Hairscience Projects / Aiming for autophagy in hair physiology
Autophagy research gained worldwide attention in 2016, with the Nobel Prize in Physiology or Medicine awarded to Yoshinori Ohsumi for the discovery of the molecular principles that regulate autophagy, a crucial process of self-degradation and recycling of cell organelles which occurs in all cells of our body and is particularly important in rapid proliferation and in stressed cells.

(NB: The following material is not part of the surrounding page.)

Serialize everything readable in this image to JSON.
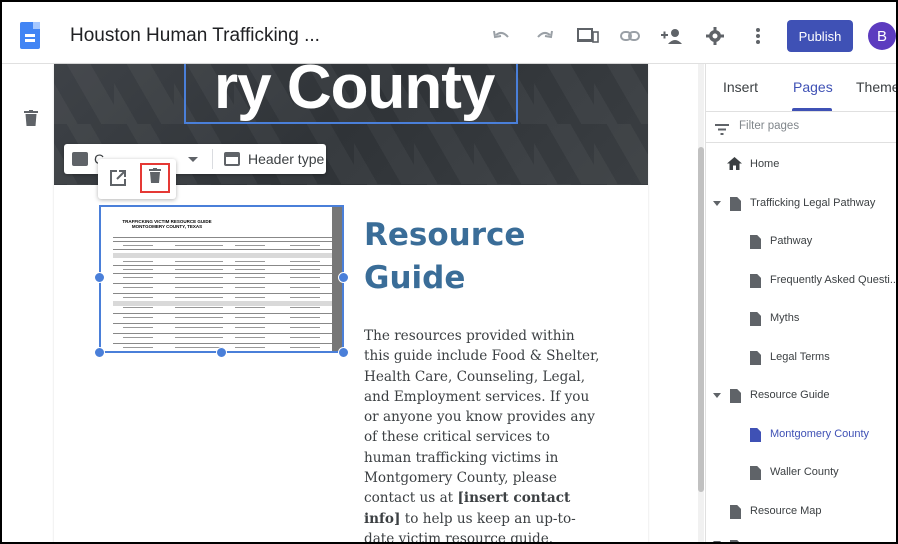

Autophagy plays a vital role in maintaining cell and tissue functions and is important as a source of energy, especially during stress and adaptive responses. Since the hair follicle is a highly proliferating mini organ, which not only consumes a lot of energy but also lasts for a long time (years), the pre-clinical research backed by Giuliani has therefore considered the intriguing hypothesis that autophagy could be needed to support hair follicles of the scalp during the anagen phase. Indeed, this line of research quickly demonstrated that autophagy is truly at its peak in human scalp hair follicles during the anagen phase and abruptly decreases during the catagen phase.
Furthermore, if the ability of the hair follicle to undergo autophagy is reduced by silencing a key gene necessary for this process, the hair follicle leaves the anagen phase and regresses, i.e. it goes back into the catagen state.
This means that sufficient autophagy is required for the human hair follicle to grow optimally.
Finally, this cutting-edge R&D strategy in human hair research has shown how nutritional supplements containing spermidine can effectively regulate intra-follicular autophagy and thus promote hair growth by prolonging the anagen phase.
This is an elegant way of moving Giuliani’s innovative, dedicated R&D strategy towards translational hair research, with a focus on developing truly innovative, effective and well-tolerated products that stimulate hair growth, heading back to where it all began: the development of spermidine. A nutritional supplement that promotes hair growth.
Staying true to this highly successful tradition of research, Giuliani continues its quest for other nutraceuticals and cosmeceuticals that stimulate autophagy and therefore hair growth.